She wore it to a recital, with
a sparkly brooch pinned to
the bodice.

Oh, that dress just floated.

Gigi was so enamored of its
style that she kept it in her
closet for over 20 years, until
it reappeared for my brother's

{2005 ~ 88 years young}

The rumpled chiffon looked
a bit forlorn on that 
Goodwill pile.

But as she herself used to
tell me,

All good things have to
come to an end, Sue.

{With the groom!}

Like her dancing days.

And the mind that was able
to remember them.

And the peach chiffon dress.

{Luckily, I still have 
the brooch.}

And her stories.



Jeanette Bernice Gatton Browning, 
aka Gigi, turned 99 years old
on September 17th, 2016.

She danced into heaven the next

 I'm certain that she's
finally learned how to Tango 

(all images my own)

Friday, October 7, 2016

The Befores

This year I fell deeply, madly
blissfully in love

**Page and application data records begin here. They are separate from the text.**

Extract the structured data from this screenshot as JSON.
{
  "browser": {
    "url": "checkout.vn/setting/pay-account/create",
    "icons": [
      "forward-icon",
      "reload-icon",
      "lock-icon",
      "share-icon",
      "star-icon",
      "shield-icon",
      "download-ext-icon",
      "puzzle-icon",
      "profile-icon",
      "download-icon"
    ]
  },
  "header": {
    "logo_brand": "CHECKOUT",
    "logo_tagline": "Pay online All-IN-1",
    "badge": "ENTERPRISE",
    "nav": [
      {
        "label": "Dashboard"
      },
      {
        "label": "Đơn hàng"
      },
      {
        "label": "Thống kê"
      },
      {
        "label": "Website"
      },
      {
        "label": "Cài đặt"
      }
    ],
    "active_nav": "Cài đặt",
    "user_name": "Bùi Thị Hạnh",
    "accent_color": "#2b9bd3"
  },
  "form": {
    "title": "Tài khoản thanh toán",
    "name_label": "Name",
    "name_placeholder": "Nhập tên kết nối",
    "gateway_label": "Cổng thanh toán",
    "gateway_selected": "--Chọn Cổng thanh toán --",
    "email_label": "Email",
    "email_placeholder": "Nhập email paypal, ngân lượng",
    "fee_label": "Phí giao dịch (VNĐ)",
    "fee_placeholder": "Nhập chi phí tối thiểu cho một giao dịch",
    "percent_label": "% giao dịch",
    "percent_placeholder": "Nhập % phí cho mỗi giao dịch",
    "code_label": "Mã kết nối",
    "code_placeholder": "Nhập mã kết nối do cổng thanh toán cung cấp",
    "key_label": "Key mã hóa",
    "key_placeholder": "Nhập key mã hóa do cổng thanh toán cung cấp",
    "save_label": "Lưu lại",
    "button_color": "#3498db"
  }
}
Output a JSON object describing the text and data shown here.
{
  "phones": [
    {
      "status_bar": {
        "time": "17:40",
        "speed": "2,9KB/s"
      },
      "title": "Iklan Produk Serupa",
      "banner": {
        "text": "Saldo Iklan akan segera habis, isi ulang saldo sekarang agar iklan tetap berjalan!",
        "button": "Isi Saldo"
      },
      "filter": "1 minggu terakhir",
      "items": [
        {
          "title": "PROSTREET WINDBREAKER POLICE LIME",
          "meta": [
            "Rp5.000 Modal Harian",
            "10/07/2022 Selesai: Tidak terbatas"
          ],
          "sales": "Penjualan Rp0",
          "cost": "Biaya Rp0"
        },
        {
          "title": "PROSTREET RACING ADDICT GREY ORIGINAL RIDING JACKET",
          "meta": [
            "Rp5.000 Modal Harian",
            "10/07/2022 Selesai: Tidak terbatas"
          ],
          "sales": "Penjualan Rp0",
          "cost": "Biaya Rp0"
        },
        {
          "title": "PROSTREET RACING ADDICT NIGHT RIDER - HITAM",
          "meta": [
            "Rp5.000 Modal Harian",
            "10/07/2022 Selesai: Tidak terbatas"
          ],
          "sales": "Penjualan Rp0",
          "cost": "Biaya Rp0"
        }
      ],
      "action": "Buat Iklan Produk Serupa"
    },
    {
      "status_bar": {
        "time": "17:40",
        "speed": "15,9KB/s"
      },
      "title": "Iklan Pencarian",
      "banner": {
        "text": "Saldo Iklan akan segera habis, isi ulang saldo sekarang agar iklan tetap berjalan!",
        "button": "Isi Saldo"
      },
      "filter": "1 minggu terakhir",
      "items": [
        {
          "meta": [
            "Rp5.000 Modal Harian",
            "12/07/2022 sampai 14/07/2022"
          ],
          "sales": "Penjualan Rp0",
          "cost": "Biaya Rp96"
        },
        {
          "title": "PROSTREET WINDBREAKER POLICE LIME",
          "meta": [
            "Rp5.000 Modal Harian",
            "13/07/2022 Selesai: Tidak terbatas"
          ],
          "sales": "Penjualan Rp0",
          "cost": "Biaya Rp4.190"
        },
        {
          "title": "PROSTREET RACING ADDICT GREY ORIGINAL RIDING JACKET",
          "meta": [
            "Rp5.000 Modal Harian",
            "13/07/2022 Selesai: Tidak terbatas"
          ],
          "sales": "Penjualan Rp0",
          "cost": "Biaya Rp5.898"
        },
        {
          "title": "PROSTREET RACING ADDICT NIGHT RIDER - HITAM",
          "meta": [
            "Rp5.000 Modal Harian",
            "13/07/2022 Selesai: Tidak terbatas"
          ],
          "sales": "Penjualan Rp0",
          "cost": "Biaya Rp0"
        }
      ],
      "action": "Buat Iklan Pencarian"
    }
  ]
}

I've never disliked September, but
in my mind it was the plain
stepsister to that gloriously
bedecked Cinderella of a month,

September was simply what came

But not this year.

This September took me back to
being ten years old, when I got
my first pair of glasses.

Wow! I told my mom on the way home
from the eye doctor. I can see every
blade of grass! And all the leaves
on the trees! Wow!

The Monet world I'd been living
in prior to my glasses disappeared.

That's how I felt about this
September. It wasn't the blur that
so many previous Septembers have
been. Instead, I really saw it,
along with its many charms.

There is a wonderful yin and yang
to the days of September.  They are
warm enough that many flowers are
still abundant, but shorter days
begin tinging the leaves with
brilliant color.  Grasses turn 
brown or a rich golden.  Geese 
still call softly from the lake,
but many are practicing their
v-formation for the pilgrimage

Unlike October, September has one
foot still in the summer, and one
perched in the fall, and it's a 
lovely mash-up of nature's 
bounty, with tomatoes and zucchini
nestled on the kitchen counter
next to apples and pumpkins.

I miss it, already.

October will dazzle, I'm sure,
just as Christmas does or a long-
awaited trip, a vacation or a
significant milestone. But, like
all anticipated events, October
will flash brilliantly and then
quickly be over.

I'm learning that the real joy
resides in the ordinary time that 
leads up to the dazzle.

In the Befores.

Because looking back, I can now
see that the Befores contained
a special sort of beauty all 
of their own.

Sharing a bunkbed with my
little brother {before we
had our own rooms}.

Riding my bike all over our
small town {before I got my 
driver's license}.

Living in a tiny apartment
{before my husband and I had
saved enough for our first home}.

Nursing my babies {before
they were weaned}.....

And now, preparing to wave goodbye
{before they spread their wings and
fly towards adulthood}.

As I look toward the next chapter
in my life, I do so with a greater
appreciation for the Befores.  
Like September, they harbor a 
unique sweetness that won't be
fully recognized until they have


Well, said Pooh, what I like best,
and then he had to stop and think. 
Because although Eating Honey was a
very good thing to do, there was a
moment just before you began to eat
it which was better than when you 
were, but he didn't know what it 
was called.

~ A.A. Milne, Winnie-the-Pooh



(all pics my own)